ASSIGNMENT:
In full and word for word, print the data below.
::::::
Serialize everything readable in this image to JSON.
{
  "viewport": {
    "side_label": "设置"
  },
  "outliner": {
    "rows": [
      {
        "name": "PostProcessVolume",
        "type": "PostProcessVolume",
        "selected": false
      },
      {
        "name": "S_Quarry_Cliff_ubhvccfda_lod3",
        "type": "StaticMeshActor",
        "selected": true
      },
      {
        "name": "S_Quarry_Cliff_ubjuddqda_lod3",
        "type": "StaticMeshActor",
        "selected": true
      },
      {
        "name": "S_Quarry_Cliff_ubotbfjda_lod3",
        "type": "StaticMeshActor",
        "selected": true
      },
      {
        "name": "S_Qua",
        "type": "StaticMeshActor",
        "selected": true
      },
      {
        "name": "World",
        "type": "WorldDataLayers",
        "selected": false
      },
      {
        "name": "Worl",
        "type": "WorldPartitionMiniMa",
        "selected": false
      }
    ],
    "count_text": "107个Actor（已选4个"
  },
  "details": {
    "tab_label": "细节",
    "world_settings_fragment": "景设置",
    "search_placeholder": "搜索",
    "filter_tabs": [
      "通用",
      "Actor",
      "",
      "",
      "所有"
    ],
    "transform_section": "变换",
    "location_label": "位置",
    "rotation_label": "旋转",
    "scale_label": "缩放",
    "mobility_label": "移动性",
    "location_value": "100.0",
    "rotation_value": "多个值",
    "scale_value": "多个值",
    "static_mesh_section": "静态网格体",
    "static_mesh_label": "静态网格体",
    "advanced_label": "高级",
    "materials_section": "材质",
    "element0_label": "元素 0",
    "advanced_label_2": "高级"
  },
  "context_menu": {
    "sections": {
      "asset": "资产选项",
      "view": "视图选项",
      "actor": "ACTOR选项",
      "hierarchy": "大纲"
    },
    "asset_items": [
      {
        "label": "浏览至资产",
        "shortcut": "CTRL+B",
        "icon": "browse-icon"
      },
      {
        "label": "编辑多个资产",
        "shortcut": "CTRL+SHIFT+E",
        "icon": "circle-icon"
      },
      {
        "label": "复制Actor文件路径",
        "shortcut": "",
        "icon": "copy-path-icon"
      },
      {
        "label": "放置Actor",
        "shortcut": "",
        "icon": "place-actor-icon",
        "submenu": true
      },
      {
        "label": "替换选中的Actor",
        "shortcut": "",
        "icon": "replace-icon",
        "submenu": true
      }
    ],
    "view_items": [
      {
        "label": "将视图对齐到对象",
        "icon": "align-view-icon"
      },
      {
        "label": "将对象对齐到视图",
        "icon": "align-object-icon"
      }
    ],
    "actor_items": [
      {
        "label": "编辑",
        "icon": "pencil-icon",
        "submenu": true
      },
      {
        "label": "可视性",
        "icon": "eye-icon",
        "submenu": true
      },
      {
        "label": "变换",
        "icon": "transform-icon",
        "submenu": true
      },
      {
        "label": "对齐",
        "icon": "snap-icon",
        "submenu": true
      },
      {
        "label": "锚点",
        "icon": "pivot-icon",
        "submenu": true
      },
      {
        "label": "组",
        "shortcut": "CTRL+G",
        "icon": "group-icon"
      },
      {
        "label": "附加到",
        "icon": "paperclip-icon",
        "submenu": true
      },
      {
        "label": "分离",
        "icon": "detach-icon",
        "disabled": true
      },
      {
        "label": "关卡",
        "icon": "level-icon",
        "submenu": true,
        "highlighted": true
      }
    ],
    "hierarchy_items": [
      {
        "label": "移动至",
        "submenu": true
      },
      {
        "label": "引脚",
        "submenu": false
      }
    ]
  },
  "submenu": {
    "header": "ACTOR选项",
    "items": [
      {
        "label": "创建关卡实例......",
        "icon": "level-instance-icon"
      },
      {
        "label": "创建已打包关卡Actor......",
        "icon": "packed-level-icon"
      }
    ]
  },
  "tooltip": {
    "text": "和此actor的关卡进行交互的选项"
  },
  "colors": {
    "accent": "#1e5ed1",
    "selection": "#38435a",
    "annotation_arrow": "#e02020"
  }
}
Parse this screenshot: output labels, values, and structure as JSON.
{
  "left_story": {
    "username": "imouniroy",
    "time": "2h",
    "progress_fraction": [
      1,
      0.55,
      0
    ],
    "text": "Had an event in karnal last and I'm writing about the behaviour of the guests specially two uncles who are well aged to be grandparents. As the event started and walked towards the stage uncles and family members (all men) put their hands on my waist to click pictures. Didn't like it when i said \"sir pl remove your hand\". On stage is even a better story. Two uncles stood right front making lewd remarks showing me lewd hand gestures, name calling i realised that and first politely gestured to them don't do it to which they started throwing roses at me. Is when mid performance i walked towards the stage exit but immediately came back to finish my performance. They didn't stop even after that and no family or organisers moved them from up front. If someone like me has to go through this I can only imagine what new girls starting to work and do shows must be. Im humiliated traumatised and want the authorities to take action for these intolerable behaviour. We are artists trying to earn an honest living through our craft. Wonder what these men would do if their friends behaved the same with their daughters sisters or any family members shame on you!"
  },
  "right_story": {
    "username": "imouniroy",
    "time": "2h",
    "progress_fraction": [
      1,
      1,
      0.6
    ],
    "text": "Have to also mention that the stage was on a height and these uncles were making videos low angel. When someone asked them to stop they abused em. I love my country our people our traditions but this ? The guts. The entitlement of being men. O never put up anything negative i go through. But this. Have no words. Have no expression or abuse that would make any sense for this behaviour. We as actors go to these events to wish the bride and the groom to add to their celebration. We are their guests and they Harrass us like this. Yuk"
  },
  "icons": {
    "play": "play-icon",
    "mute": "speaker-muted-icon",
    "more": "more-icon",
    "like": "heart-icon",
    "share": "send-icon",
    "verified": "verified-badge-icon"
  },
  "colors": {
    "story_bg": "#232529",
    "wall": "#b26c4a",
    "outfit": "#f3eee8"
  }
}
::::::
SOLVED EXERCISE:
Serialize everything readable in this image to JSON.
{
  "viewport": {
    "side_label": "设置"
  },
  "outliner": {
    "rows": [
      {
        "name": "PostProcessVolume",
        "type": "PostProcessVolume",
        "selected": false
      },
      {
        "name": "S_Quarry_Cliff_ubhvccfda_lod3",
        "type": "StaticMeshActor",
        "selected": true
      },
      {
        "name": "S_Quarry_Cliff_ubjuddqda_lod3",
        "type": "StaticMeshActor",
        "selected": true
      },
      {
        "name": "S_Quarry_Cliff_ubotbfjda_lod3",
        "type": "StaticMeshActor",
        "selected": true
      },
      {
        "name": "S_Qua",
        "type": "StaticMeshActor",
        "selected": true
      },
      {
        "name": "World",
        "type": "WorldDataLayers",
        "selected": false
      },
      {
        "name": "Worl",
        "type": "WorldPartitionMiniMa",
        "selected": false
      }
    ],
    "count_text": "107个Actor（已选4个"
  },
  "details": {
    "tab_label": "细节",
    "world_settings_fragment": "景设置",
    "search_placeholder": "搜索",
    "filter_tabs": [
      "通用",
      "Actor",
      "",
      "",
      "所有"
    ],
    "transform_section": "变换",
    "location_label": "位置",
    "rotation_label": "旋转",
    "scale_label": "缩放",
    "mobility_label": "移动性",
    "location_value": "100.0",
    "rotation_value": "多个值",
    "scale_value": "多个值",
    "static_mesh_section": "静态网格体",
    "static_mesh_label": "静态网格体",
    "advanced_label": "高级",
    "materials_section": "材质",
    "element0_label": "元素 0",
    "advanced_label_2": "高级"
  },
  "context_menu": {
    "sections": {
      "asset": "资产选项",
      "view": "视图选项",
      "actor": "ACTOR选项",
      "hierarchy": "大纲"
    },
    "asset_items": [
      {
        "label": "浏览至资产",
        "shortcut": "CTRL+B",
        "icon": "browse-icon"
      },
      {
        "label": "编辑多个资产",
        "shortcut": "CTRL+SHIFT+E",
        "icon": "circle-icon"
      },
      {
        "label": "复制Actor文件路径",
        "shortcut": "",
        "icon": "copy-path-icon"
      },
      {
        "label": "放置Actor",
        "shortcut": "",
        "icon": "place-actor-icon",
        "submenu": true
      },
      {
        "label": "替换选中的Actor",
        "shortcut": "",
        "icon": "replace-icon",
        "submenu": true
      }
    ],
    "view_items": [
      {
        "label": "将视图对齐到对象",
        "icon": "align-view-icon"
      },
      {
        "label": "将对象对齐到视图",
        "icon": "align-object-icon"
      }
    ],
    "actor_items": [
      {
        "label": "编辑",
        "icon": "pencil-icon",
        "submenu": true
      },
      {
        "label": "可视性",
        "icon": "eye-icon",
        "submenu": true
      },
      {
        "label": "变换",
        "icon": "transform-icon",
        "submenu": true
      },
      {
        "label": "对齐",
        "icon": "snap-icon",
        "submenu": true
      },
      {
        "label": "锚点",
        "icon": "pivot-icon",
        "submenu": true
      },
      {
        "label": "组",
        "shortcut": "CTRL+G",
        "icon": "group-icon"
      },
      {
        "label": "附加到",
        "icon": "paperclip-icon",
        "submenu": true
      },
      {
        "label": "分离",
        "icon": "detach-icon",
        "disabled": true
      },
      {
        "label": "关卡",
        "icon": "level-icon",
        "submenu": true,
        "highlighted": true
      }
    ],
    "hierarchy_items": [
      {
        "label": "移动至",
        "submenu": true
      },
      {
        "label": "引脚",
        "submenu": false
      }
    ]
  },
  "submenu": {
    "header": "ACTOR选项",
    "items": [
      {
        "label": "创建关卡实例......",
        "icon": "level-instance-icon"
      },
      {
        "label": "创建已打包关卡Actor......",
        "icon": "packed-level-icon"
      }
    ]
  },
  "tooltip": {
    "text": "和此actor的关卡进行交互的选项"
  },
  "colors": {
    "accent": "#1e5ed1",
    "selection": "#38435a",
    "annotation_arrow": "#e02020"
  }
}
Parse this screenshot: output labels, values, and structure as JSON.
{
  "left_story": {
    "username": "imouniroy",
    "time": "2h",
    "progress_fraction": [
      1,
      0.55,
      0
    ],
    "text": "Had an event in karnal last and I'm writing about the behaviour of the guests specially two uncles who are well aged to be grandparents. As the event started and walked towards the stage uncles and family members (all men) put their hands on my waist to click pictures. Didn't like it when i said \"sir pl remove your hand\". On stage is even a better story. Two uncles stood right front making lewd remarks showing me lewd hand gestures, name calling i realised that and first politely gestured to them don't do it to which they started throwing roses at me. Is when mid performance i walked towards the stage exit but immediately came back to finish my performance. They didn't stop even after that and no family or organisers moved them from up front. If someone like me has to go through this I can only imagine what new girls starting to work and do shows must be. Im humiliated traumatised and want the authorities to take action for these intolerable behaviour. We are artists trying to earn an honest living through our craft. Wonder what these men would do if their friends behaved the same with their daughters sisters or any family members shame on you!"
  },
  "right_story": {
    "username": "imouniroy",
    "time": "2h",
    "progress_fraction": [
      1,
      1,
      0.6
    ],
    "text": "Have to also mention that the stage was on a height and these uncles were making videos low angel. When someone asked them to stop they abused em. I love my country our people our traditions but this ? The guts. The entitlement of being men. O never put up anything negative i go through. But this. Have no words. Have no expression or abuse that would make any sense for this behaviour. We as actors go to these events to wish the bride and the groom to add to their celebration. We are their guests and they Harrass us like this. Yuk"
  },
  "icons": {
    "play": "play-icon",
    "mute": "speaker-muted-icon",
    "more": "more-icon",
    "like": "heart-icon",
    "share": "send-icon",
    "verified": "verified-badge-icon"
  },
  "colors": {
    "story_bg": "#232529",
    "wall": "#b26c4a",
    "outfit": "#f3eee8"
  }
}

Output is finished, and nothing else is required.